*Task statement*.
How many lines in the material below include the string "программы"? Only the number should be given.

*Input records*.
>>>>>
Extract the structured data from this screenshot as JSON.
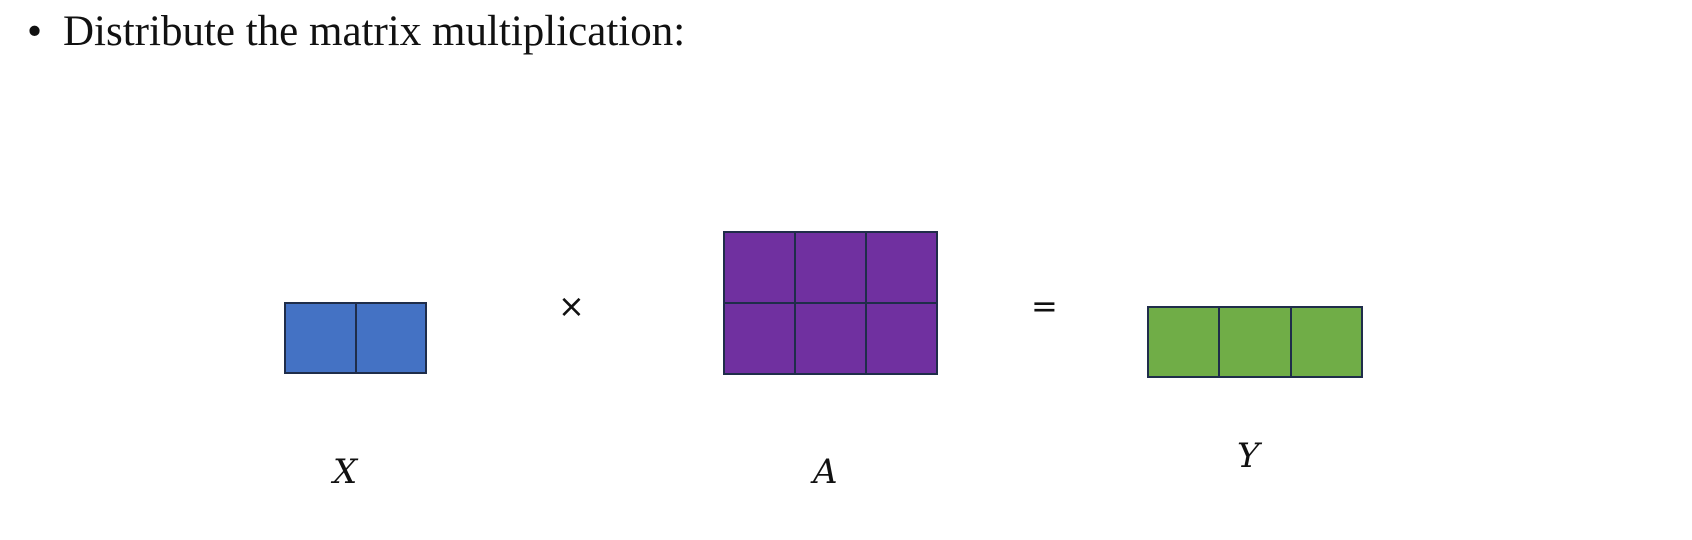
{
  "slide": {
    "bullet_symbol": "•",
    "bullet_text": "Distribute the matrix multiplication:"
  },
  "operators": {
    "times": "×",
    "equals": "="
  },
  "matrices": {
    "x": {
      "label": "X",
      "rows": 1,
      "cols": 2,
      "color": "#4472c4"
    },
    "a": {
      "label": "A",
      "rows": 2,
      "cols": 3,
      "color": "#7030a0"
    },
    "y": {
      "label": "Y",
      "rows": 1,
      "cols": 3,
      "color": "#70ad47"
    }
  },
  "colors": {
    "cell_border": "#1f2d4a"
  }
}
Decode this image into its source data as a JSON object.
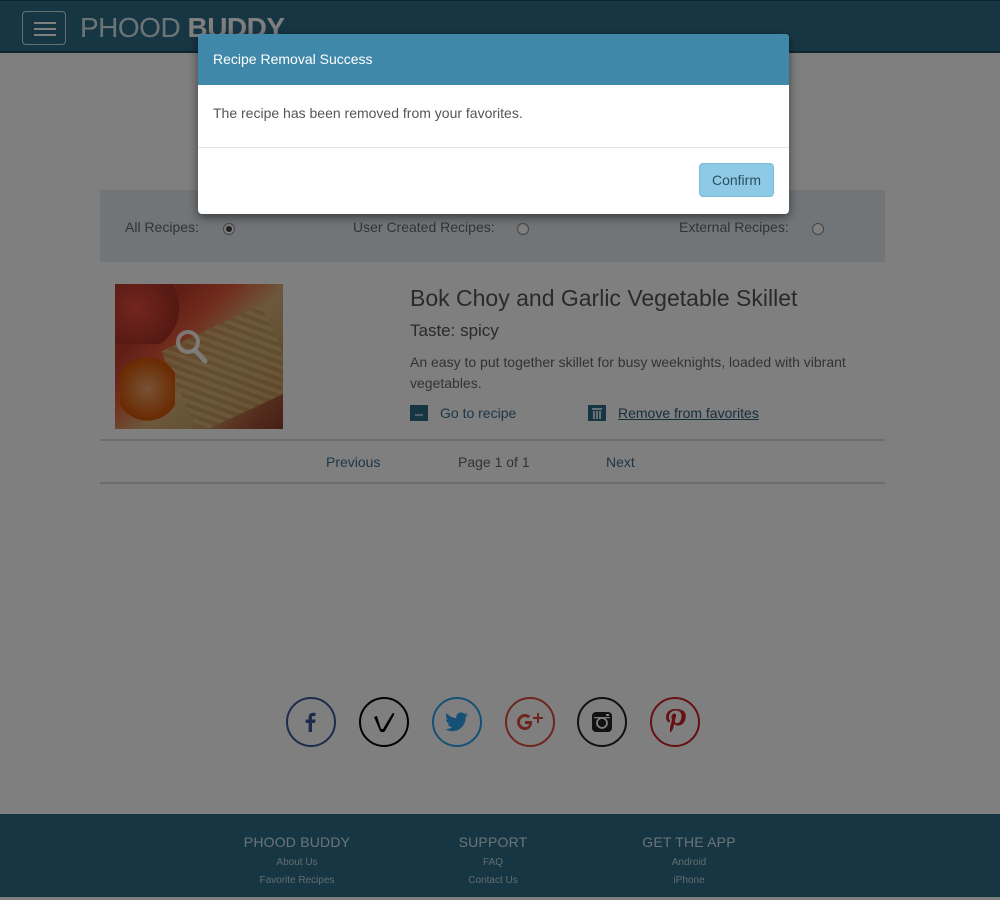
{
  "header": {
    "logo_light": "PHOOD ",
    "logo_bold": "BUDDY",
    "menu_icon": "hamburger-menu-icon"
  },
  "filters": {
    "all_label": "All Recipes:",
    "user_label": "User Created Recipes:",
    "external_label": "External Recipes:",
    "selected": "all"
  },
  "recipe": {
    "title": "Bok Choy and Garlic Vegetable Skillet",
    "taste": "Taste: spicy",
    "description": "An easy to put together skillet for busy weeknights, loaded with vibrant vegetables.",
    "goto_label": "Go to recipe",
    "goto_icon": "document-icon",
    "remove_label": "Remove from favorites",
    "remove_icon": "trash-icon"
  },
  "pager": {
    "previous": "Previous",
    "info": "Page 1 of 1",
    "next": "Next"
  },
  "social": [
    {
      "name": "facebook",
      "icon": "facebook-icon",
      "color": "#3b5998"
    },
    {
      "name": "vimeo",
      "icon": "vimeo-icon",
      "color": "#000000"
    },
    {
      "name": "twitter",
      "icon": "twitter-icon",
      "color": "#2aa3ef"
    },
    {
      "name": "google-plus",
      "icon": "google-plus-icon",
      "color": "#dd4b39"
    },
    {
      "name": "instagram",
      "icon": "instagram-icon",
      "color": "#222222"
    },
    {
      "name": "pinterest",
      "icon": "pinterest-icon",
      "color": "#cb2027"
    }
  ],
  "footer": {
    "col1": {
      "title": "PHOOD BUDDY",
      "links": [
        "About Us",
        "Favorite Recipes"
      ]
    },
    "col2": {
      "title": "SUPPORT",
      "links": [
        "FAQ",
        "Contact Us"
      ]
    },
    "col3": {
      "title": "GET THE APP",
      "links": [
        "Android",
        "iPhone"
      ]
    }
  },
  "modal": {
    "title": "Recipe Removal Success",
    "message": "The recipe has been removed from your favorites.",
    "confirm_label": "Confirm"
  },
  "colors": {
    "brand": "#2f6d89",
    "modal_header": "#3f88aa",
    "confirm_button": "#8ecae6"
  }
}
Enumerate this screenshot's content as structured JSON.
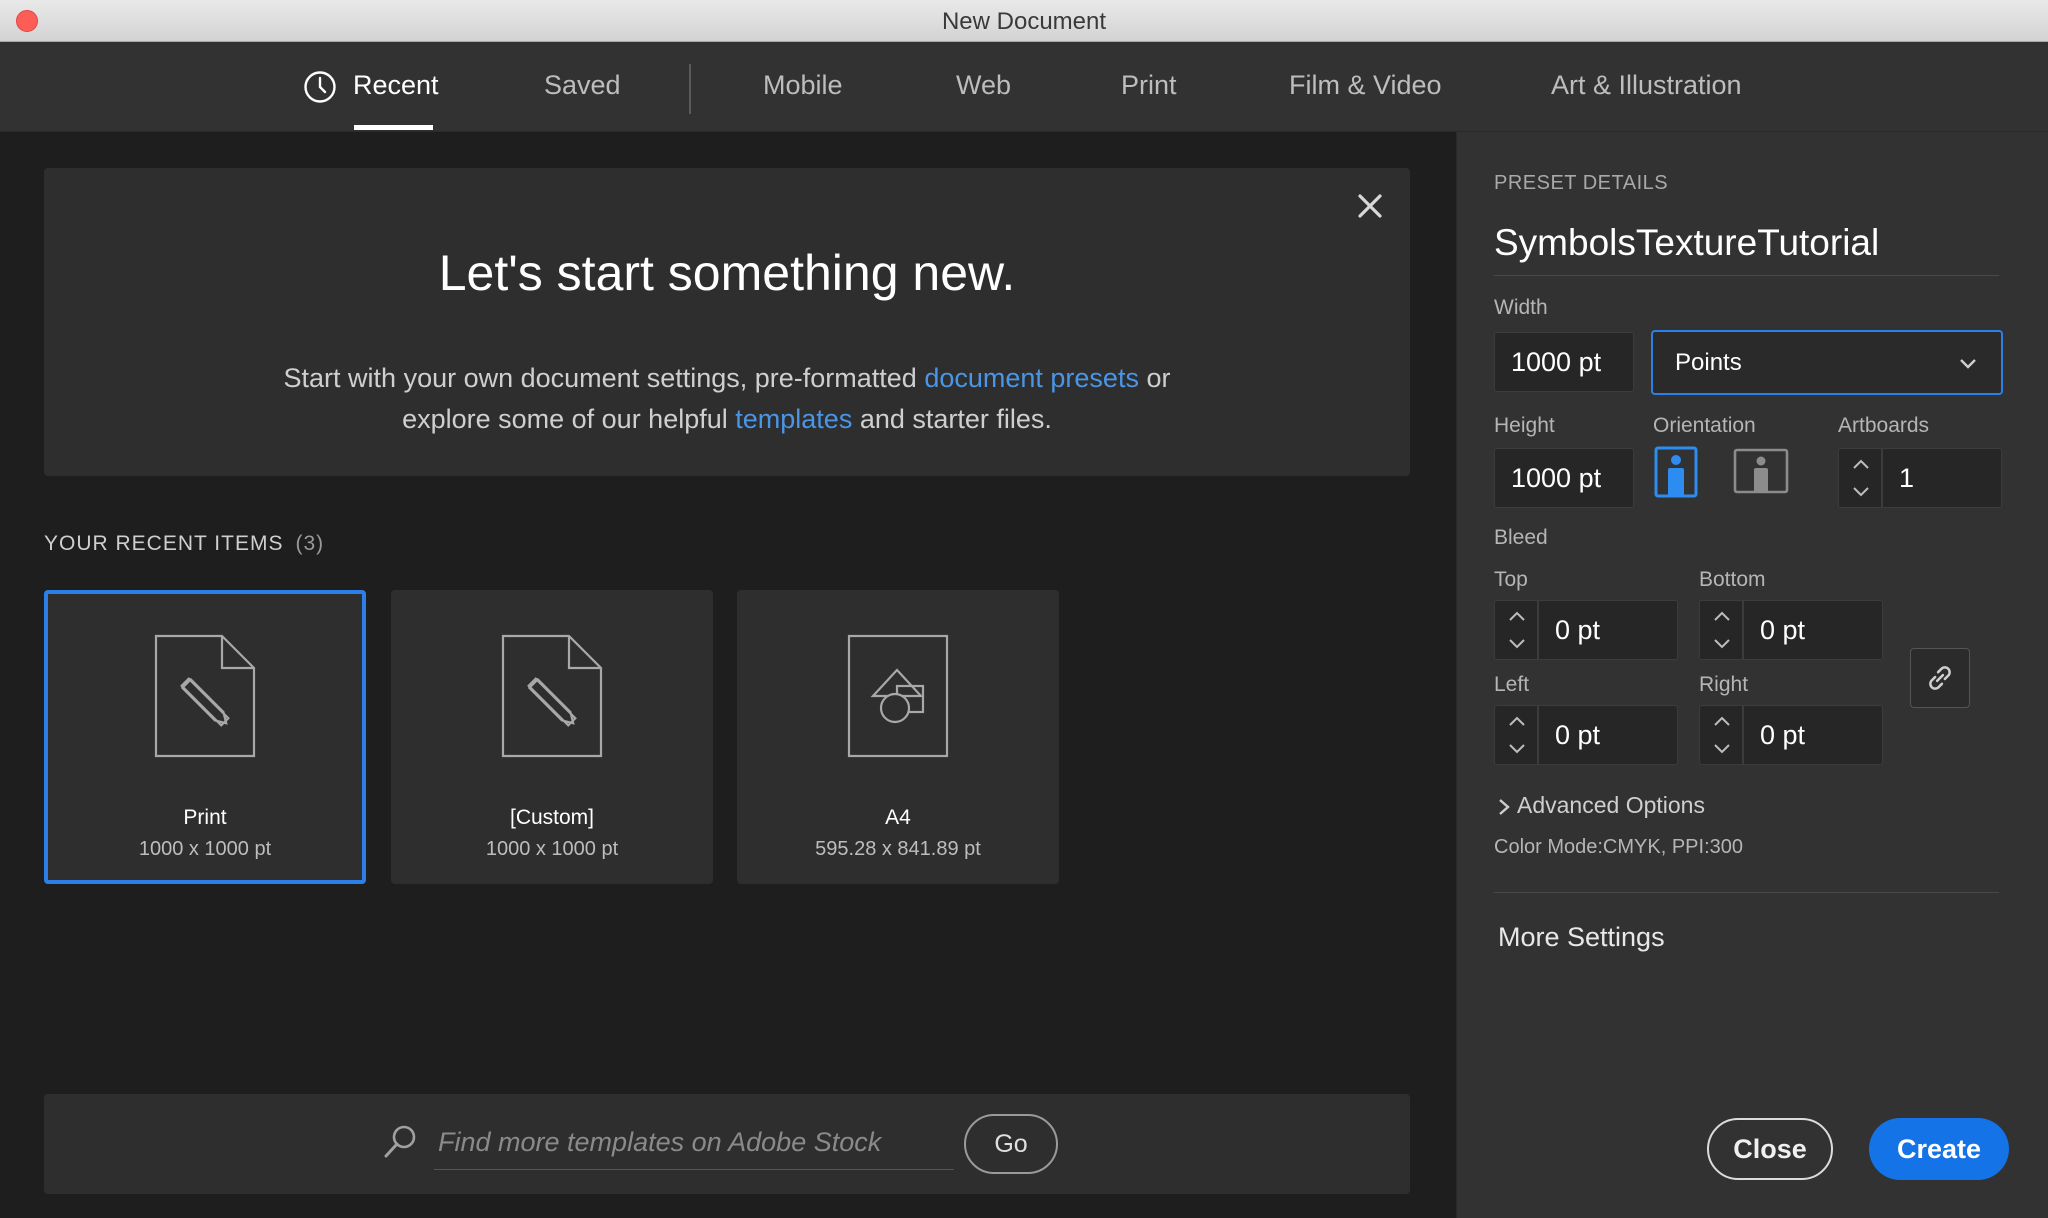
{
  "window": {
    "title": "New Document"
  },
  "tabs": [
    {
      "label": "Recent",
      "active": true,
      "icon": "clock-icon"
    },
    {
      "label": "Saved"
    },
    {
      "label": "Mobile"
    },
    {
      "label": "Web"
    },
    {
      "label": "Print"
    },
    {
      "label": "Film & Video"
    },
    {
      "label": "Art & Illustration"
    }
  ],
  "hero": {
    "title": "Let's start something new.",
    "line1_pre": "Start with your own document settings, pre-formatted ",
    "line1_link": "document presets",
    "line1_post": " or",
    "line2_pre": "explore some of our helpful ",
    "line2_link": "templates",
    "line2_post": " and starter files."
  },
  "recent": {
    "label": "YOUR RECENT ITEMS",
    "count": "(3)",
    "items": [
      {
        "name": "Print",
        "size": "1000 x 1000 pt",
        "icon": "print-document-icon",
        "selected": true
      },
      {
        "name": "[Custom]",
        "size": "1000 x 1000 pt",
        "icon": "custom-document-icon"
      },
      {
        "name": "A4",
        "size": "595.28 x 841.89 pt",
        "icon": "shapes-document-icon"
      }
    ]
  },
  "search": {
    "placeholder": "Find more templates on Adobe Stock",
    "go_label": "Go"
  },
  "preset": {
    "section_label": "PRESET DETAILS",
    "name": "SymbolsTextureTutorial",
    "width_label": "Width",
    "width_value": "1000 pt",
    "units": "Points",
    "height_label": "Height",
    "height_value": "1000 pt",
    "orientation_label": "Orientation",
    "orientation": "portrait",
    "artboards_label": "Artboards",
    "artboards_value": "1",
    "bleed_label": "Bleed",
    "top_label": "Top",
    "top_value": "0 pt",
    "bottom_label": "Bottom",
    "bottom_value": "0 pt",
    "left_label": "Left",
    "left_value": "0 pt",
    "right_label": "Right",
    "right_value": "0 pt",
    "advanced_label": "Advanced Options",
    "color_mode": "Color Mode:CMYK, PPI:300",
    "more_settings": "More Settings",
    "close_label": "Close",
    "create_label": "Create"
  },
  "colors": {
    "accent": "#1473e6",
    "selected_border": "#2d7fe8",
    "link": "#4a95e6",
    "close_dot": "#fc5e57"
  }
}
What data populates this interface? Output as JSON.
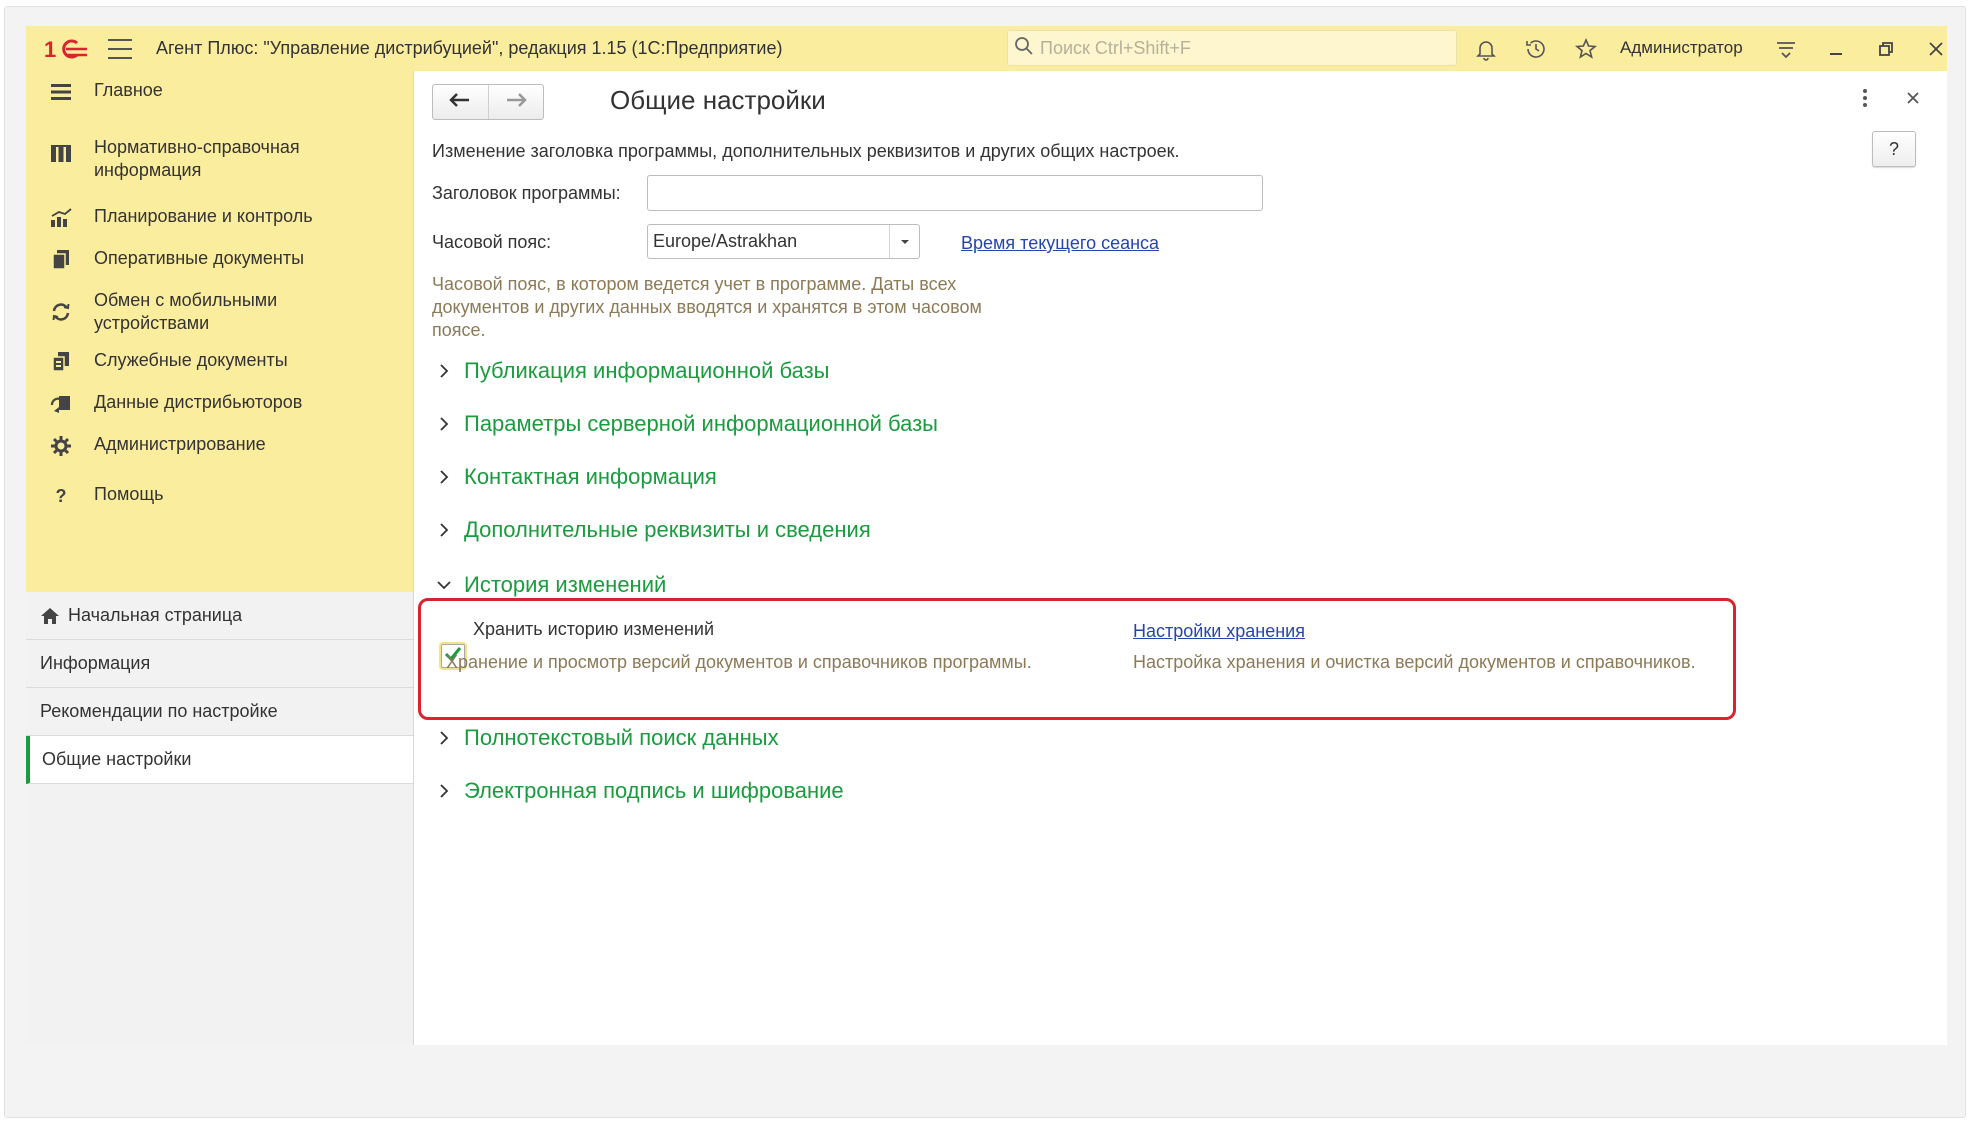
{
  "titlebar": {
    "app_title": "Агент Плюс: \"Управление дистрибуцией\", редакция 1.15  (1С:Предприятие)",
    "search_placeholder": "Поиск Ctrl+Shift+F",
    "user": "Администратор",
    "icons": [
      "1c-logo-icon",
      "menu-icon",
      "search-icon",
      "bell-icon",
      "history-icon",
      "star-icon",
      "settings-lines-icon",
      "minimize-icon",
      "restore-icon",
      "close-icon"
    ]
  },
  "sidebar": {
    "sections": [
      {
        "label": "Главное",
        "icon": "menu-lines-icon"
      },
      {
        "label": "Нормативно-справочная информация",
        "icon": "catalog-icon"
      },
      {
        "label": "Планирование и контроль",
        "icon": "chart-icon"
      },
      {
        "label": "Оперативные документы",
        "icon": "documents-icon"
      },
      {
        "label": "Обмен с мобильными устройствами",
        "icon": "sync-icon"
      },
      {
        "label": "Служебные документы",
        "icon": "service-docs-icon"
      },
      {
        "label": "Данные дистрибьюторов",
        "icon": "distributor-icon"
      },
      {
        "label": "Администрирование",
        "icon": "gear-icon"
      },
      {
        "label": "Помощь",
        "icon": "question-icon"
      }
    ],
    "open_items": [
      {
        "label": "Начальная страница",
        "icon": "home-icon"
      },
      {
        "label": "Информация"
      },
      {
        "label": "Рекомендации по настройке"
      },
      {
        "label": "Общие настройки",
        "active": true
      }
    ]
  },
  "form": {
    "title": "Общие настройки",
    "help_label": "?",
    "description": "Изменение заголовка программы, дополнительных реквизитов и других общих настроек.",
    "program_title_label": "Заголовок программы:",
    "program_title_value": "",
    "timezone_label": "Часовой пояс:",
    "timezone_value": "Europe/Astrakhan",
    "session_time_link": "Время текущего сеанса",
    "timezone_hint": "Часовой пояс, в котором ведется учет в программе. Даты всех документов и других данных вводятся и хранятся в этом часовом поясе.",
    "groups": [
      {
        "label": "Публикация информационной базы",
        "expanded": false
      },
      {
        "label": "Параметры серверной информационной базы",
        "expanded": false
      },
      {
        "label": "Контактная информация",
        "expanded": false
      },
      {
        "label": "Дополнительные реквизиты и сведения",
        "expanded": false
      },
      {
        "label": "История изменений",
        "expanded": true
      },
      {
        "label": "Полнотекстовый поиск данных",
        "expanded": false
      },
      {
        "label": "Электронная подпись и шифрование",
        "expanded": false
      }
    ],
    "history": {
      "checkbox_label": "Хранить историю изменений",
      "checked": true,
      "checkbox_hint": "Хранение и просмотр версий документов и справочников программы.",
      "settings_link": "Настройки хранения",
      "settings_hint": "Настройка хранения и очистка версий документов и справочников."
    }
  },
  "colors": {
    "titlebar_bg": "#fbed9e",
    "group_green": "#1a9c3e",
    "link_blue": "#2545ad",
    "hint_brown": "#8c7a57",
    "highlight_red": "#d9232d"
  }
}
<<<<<
*Solution*.
3